RECORDED INFORMATION
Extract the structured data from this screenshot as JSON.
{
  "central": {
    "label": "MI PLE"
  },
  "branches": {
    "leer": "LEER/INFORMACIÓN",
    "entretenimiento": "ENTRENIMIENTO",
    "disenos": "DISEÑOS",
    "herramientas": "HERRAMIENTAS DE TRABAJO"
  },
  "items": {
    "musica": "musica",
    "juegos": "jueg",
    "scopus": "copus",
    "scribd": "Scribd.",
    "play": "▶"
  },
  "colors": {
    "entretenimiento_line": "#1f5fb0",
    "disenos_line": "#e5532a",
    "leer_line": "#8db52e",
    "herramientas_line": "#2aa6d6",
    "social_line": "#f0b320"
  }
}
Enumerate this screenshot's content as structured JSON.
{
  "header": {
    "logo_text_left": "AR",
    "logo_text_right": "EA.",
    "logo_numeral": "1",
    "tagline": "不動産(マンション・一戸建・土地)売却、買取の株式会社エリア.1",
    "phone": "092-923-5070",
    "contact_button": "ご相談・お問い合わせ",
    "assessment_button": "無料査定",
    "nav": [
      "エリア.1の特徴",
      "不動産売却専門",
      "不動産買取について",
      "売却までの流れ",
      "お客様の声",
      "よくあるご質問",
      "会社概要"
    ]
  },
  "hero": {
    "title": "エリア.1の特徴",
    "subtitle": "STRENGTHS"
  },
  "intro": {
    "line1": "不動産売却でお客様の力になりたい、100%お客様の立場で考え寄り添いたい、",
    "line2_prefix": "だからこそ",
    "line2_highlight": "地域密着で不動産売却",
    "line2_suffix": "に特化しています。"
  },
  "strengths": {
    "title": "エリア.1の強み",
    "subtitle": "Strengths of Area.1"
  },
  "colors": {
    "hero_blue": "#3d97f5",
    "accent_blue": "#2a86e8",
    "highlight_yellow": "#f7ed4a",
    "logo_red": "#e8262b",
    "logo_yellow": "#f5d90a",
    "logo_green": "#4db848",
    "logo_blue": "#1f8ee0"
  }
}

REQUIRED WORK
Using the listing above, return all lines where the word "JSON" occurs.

ANSWER SECTION
Extract the structured data from this screenshot as JSON.
Enumerate this screenshot's content as structured JSON.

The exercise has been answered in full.